SK Telecom, the largest mobile provider in South Korea, is set to release the Galaxy S5 on Thursday, two weeks before the actual scheduled launch. The move has prompted other carriers in the country -- KT Corp. and LG Uplus Corp. -- to also release the device early.
In response, Samsung issued a statement, according to the Associated Press, saying that the company is "very puzzled" by the decision. Carriers were provided with handsets ahead of time to ensure they could fulfill preorders.
The move may be driven in part by a looming suspension set to hit SK Telecom on April 5. The carrier is reportedly barred from accepting new customers for a 45-day period because they provided illegal phone subsidies. Selling the Galaxy S5 early would allow them to lock in new customers ahead of that suspension, which will be in effect when Samsung's handset officially launches.
Samsung's apparent difficulties in coordinating the launch of the Galaxy S5 stand in contrast to Apple's debut of both the iPhone 5s and iPhone 5c in 11 countries and territories last October. Another 24 countries were added a month later, with a total of more than 100 countries carrying Apple's latest handsets by the end of 2013.
Samsung has said the Galaxy S5 will be available in more than 100 countries on a single day, April 11. But with early sales by South Korean carriers, some customers will be get their hands on the next-generation device well ahead of the date Samsung intended.

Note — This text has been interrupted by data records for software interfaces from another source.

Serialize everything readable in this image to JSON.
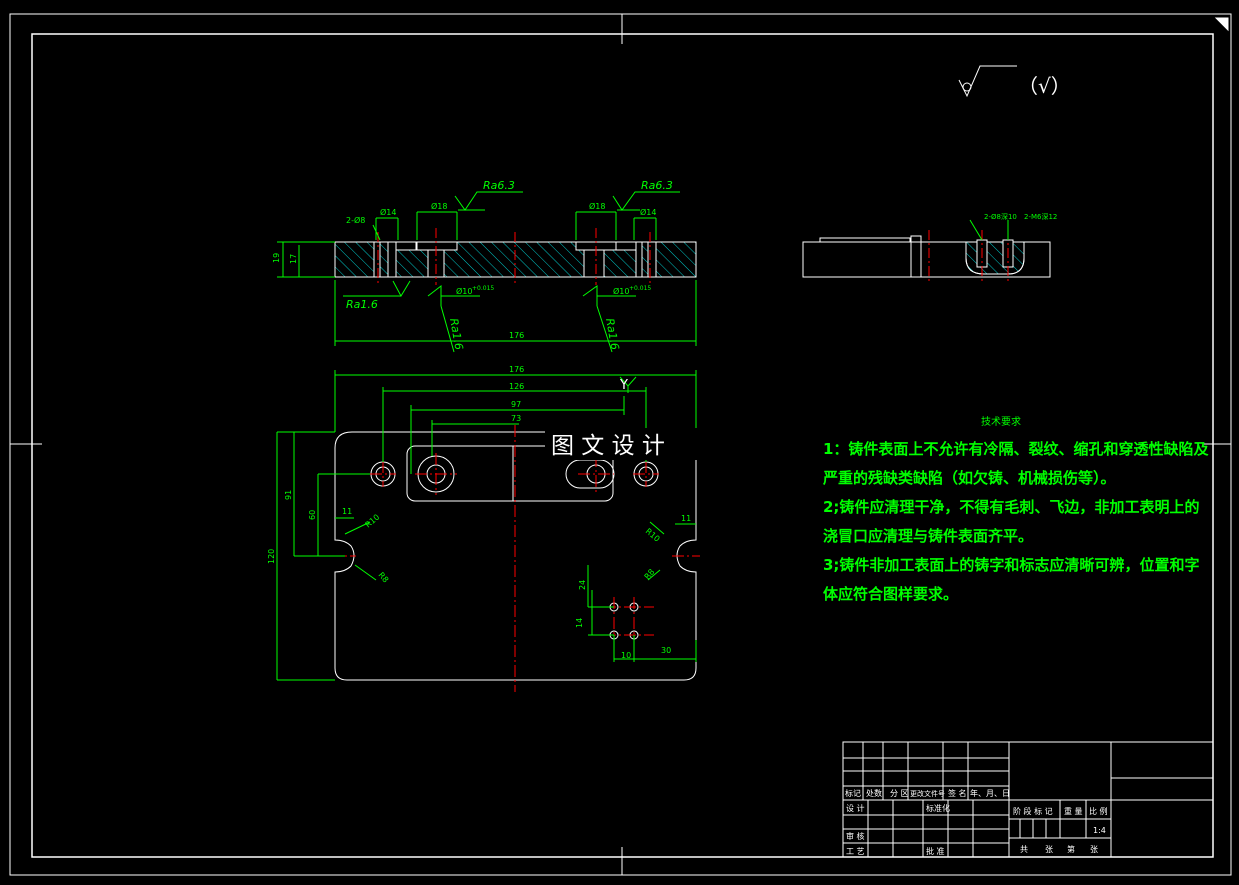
{
  "finish_symbol": {
    "note": "（√）"
  },
  "section_view": {
    "surface_roughness_top_left": "Ra6.3",
    "surface_roughness_top_right": "Ra6.3",
    "roughness_bottom_left": "Ra1.6",
    "roughness_bottom_mid_left": "Ra1.6",
    "roughness_bottom_mid_right": "Ra1.6",
    "dim_hole_small_left": "Ø14",
    "dim_hole_small_right": "Ø14",
    "dim_counterbore_left": "Ø18",
    "dim_counterbore_right": "Ø18",
    "dim_chamfer": "2-Ø8",
    "dim_bore_left": "Ø10",
    "dim_bore_right": "Ø10",
    "dim_bore_tolerance": "+0.015",
    "dim_height_total": "19",
    "dim_height_inner": "17",
    "dim_length": "176"
  },
  "side_view": {
    "label_1": "2-Ø8深10",
    "label_2": "2-M6深12"
  },
  "plan_view": {
    "dim_overall": "176",
    "dim_126": "126",
    "dim_97": "97",
    "dim_73": "73",
    "axis_label": "Y",
    "dim_height": "120",
    "dim_91": "91",
    "dim_60": "60",
    "dim_11_left": "11",
    "dim_11_right": "11",
    "dim_r10_left": "R10",
    "dim_r10_right": "R10",
    "dim_r8_left": "R8",
    "dim_r8_right": "R8",
    "dim_24": "24",
    "dim_14": "14",
    "dim_10": "10",
    "dim_30": "30"
  },
  "watermark": "图 文 设 计",
  "tech_requirements": {
    "title": "技术要求",
    "lines": [
      "1：铸件表面上不允许有冷隔、裂纹、缩孔和穿透性缺陷及",
      "严重的残缺类缺陷（如欠铸、机械损伤等）。",
      "2;铸件应清理干净，不得有毛刺、飞边，非加工表明上的",
      "浇冒口应清理与铸件表面齐平。",
      "3;铸件非加工表面上的铸字和标志应清晰可辨，位置和字",
      "体应符合图样要求。"
    ]
  },
  "title_block": {
    "row_headers": [
      "标记",
      "处数",
      "分 区",
      "更改文件号",
      "签 名",
      "年、月、日"
    ],
    "design": "设 计",
    "standardize": "标准化",
    "review": "审 核",
    "process": "工 艺",
    "approve": "批 准",
    "stage_mark": "阶 段 标 记",
    "weight": "重 量",
    "scale_label": "比 例",
    "scale_value": "1:4",
    "sheets": [
      "共",
      "张",
      "第",
      "张"
    ]
  },
  "colors": {
    "background": "#000000",
    "outline": "#ffffff",
    "dimension": "#00ff00",
    "center_line": "#ff0000",
    "hatch": "#00c8c8",
    "text_green": "#00ff00"
  }
}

The next flagship handset from Samsung was announced in February at the Mobile World Congress trade show in Barcelona. It packs a 5.1-inch display, fingerprint sensor, and a heart rate monitor on the rear of device, located next to the camera.